The person who died due to the nose dive, I've had mine lose power 'randomly' until I thought about why it was that it happened. Heading down a hill and taking a right turn at a traffic light into a bike lane, I lost power and luckily just coasted without any control (oh man, scary!). Replaying it back in my head while bewildered, figured out it was my own fault as when I made that right turn, my back foot had lifted enough to disengage the sensor and cut the power to the wheel.
On another note which might help others as I wish someone would have helped me...did get a broken wrist 1.5 years ago due to a dip in the street that was not visible at all to the eye. The OW did what it needed to do to compensate and ended up kicking out from under me. Actually had my gopro recording the accident, damn lucky the car behind me didn't run me over! OOoofff...Download file for 4k and not 720p
So please....seen too many riders thinking it's not cool to wear a helmet or protective gear...trust me, sitting at home for 3 months waiting for your wrist to heal up is far worse than killing that swagger of floating on a OW. At least wear a helmet, and better yet, wear wrist guards Triple-Saver-Wristsavers. Still get random sharp pain spikes in the wrist, especially on cold mornings while driving. Cheers and stay safe!
OneDan+ last edited by
@TheOmegaMan Agree on the helmet and wrist guards, they are essential! I wore full gear until just over 1000 miles on my board. My second nosedive was at 600 miles going 21 mph (left wrist guard actually cracked!) and I now have over 6000 miles nosedive free, but I keep the top speed around 16/17 mph on my XR. You said your back foot came off the sensors, but normal riding the sensors are in front. I can't ride switch, so perhaps that's how you were riding. But even if I could ride switch, that does seem like it could be an issue since often on tighter turns, my back heel does lift off the board.
BrandEver last edited by
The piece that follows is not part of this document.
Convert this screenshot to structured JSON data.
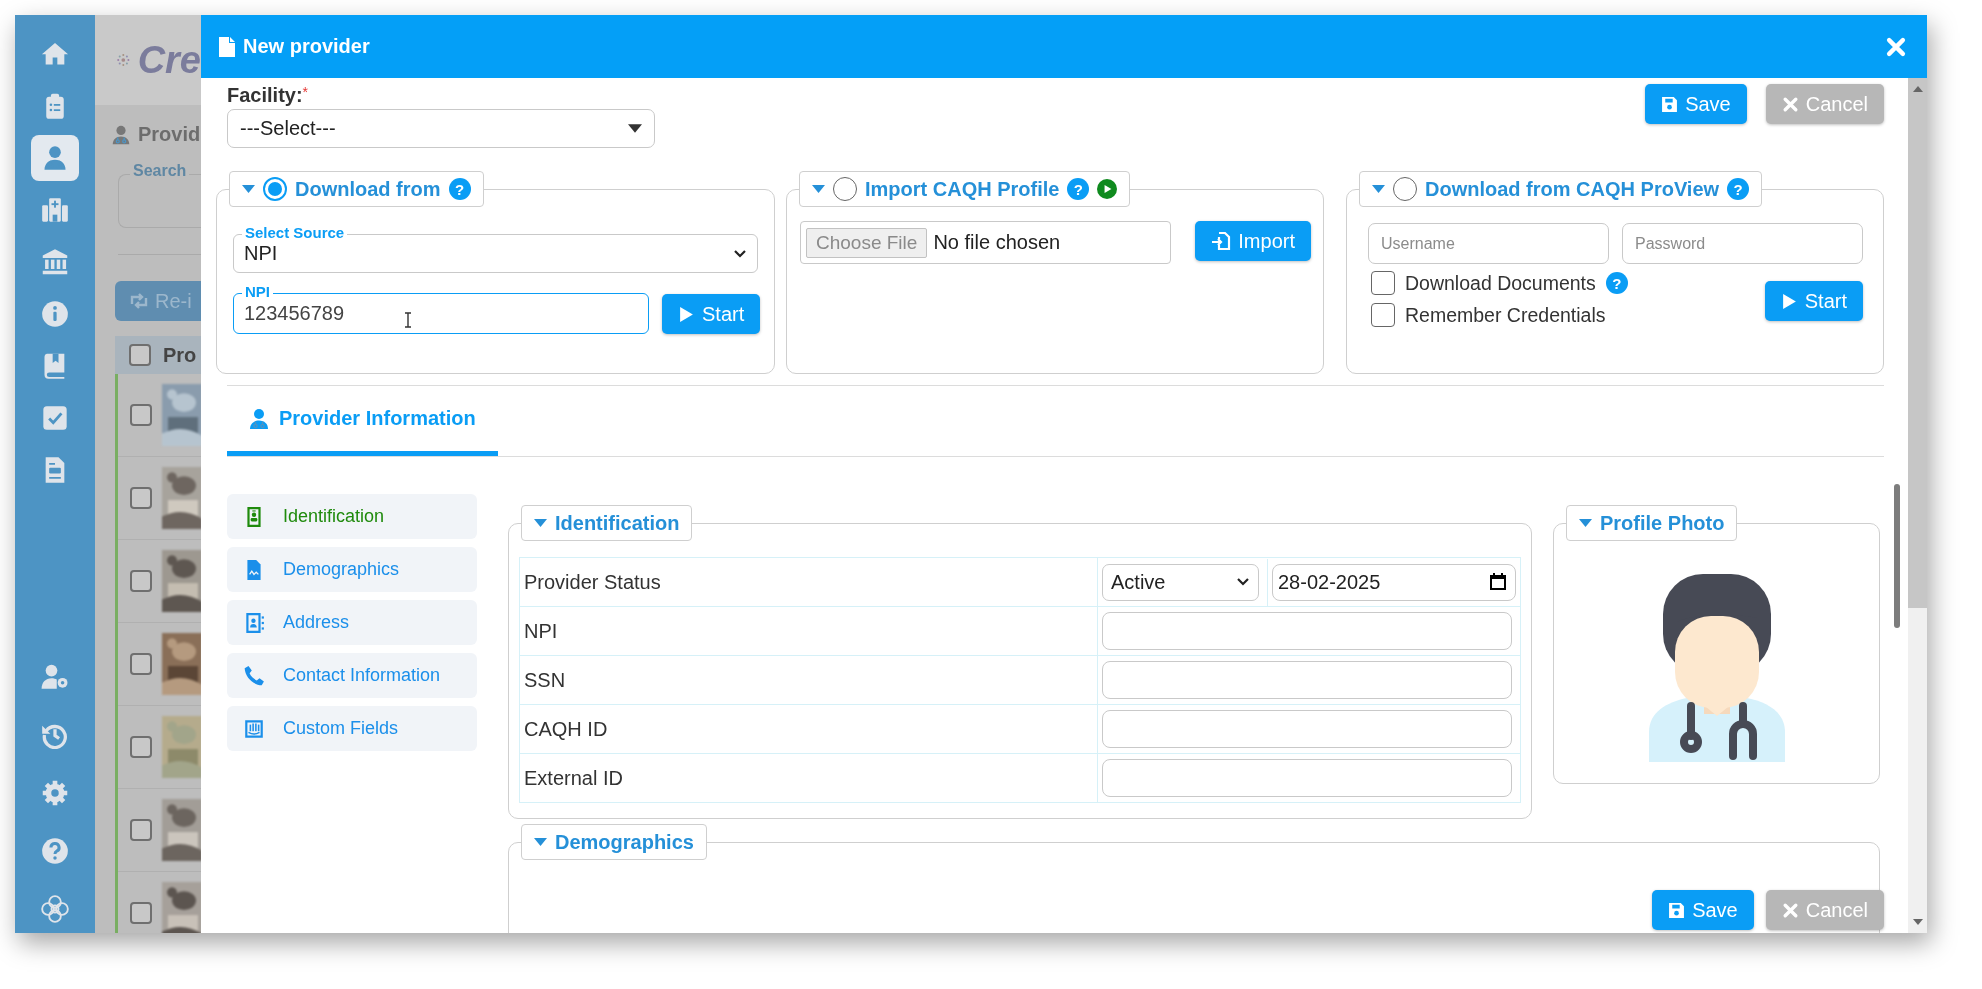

The fact that there isn't an audible pushback alarm alone is pretty shitty. If there was I might not have a plate screwed into my collarbone right now. Although I can't be sure, because I didn't feel any pushback so for all I know it just cut out.